### Task objective:
Print all entries below exactly, without images.

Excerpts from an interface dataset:
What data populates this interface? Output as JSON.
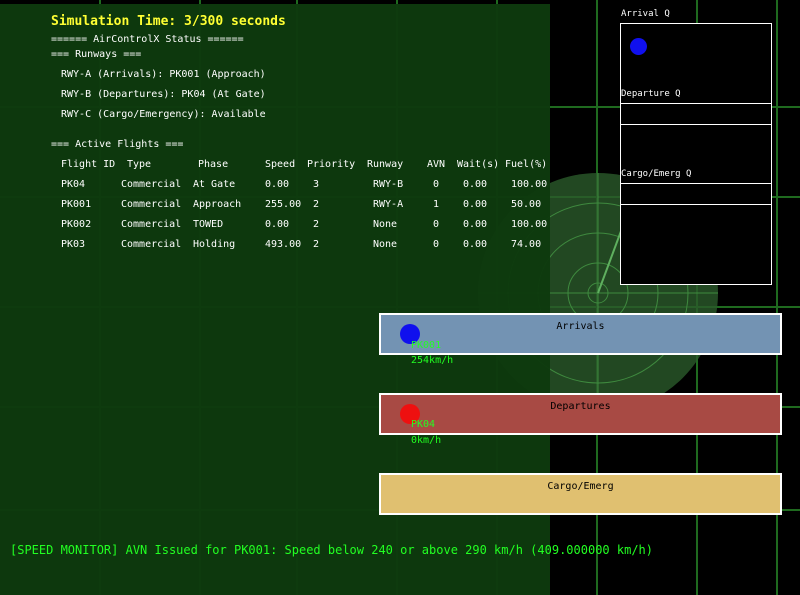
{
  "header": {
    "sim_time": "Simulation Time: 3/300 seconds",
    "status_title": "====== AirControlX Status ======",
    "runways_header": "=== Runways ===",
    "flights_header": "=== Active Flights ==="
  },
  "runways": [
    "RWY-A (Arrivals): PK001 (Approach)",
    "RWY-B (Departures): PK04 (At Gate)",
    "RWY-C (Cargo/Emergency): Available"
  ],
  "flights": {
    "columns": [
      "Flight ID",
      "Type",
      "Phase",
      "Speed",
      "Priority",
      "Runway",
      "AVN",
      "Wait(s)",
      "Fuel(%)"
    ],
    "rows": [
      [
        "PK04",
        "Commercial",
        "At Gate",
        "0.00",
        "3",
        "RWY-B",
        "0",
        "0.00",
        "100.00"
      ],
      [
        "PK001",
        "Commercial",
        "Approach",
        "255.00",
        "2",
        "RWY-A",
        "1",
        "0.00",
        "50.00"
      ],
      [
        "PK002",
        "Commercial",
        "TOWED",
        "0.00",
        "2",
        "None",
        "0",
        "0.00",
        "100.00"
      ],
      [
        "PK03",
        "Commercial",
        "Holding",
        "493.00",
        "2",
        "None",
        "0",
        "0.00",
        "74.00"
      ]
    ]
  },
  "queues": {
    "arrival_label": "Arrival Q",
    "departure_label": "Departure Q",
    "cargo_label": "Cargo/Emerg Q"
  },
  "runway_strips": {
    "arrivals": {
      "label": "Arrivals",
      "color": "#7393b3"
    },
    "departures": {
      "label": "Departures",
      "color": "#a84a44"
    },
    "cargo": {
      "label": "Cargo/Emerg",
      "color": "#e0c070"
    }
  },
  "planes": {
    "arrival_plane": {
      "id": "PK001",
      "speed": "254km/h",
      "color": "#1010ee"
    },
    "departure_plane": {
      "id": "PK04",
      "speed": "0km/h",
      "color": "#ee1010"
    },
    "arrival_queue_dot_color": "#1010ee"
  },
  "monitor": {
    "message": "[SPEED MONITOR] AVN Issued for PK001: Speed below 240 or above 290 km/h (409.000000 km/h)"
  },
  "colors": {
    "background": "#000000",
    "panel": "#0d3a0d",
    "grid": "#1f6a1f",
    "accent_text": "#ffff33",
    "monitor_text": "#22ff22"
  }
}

### Exercise response:
What data populates this interface? Output as JSON.
{
  "header": {
    "sim_time": "Simulation Time: 3/300 seconds",
    "status_title": "====== AirControlX Status ======",
    "runways_header": "=== Runways ===",
    "flights_header": "=== Active Flights ==="
  },
  "runways": [
    "RWY-A (Arrivals): PK001 (Approach)",
    "RWY-B (Departures): PK04 (At Gate)",
    "RWY-C (Cargo/Emergency): Available"
  ],
  "flights": {
    "columns": [
      "Flight ID",
      "Type",
      "Phase",
      "Speed",
      "Priority",
      "Runway",
      "AVN",
      "Wait(s)",
      "Fuel(%)"
    ],
    "rows": [
      [
        "PK04",
        "Commercial",
        "At Gate",
        "0.00",
        "3",
        "RWY-B",
        "0",
        "0.00",
        "100.00"
      ],
      [
        "PK001",
        "Commercial",
        "Approach",
        "255.00",
        "2",
        "RWY-A",
        "1",
        "0.00",
        "50.00"
      ],
      [
        "PK002",
        "Commercial",
        "TOWED",
        "0.00",
        "2",
        "None",
        "0",
        "0.00",
        "100.00"
      ],
      [
        "PK03",
        "Commercial",
        "Holding",
        "493.00",
        "2",
        "None",
        "0",
        "0.00",
        "74.00"
      ]
    ]
  },
  "queues": {
    "arrival_label": "Arrival Q",
    "departure_label": "Departure Q",
    "cargo_label": "Cargo/Emerg Q"
  },
  "runway_strips": {
    "arrivals": {
      "label": "Arrivals",
      "color": "#7393b3"
    },
    "departures": {
      "label": "Departures",
      "color": "#a84a44"
    },
    "cargo": {
      "label": "Cargo/Emerg",
      "color": "#e0c070"
    }
  },
  "planes": {
    "arrival_plane": {
      "id": "PK001",
      "speed": "254km/h",
      "color": "#1010ee"
    },
    "departure_plane": {
      "id": "PK04",
      "speed": "0km/h",
      "color": "#ee1010"
    },
    "arrival_queue_dot_color": "#1010ee"
  },
  "monitor": {
    "message": "[SPEED MONITOR] AVN Issued for PK001: Speed below 240 or above 290 km/h (409.000000 km/h)"
  },
  "colors": {
    "background": "#000000",
    "panel": "#0d3a0d",
    "grid": "#1f6a1f",
    "accent_text": "#ffff33",
    "monitor_text": "#22ff22"
  }
}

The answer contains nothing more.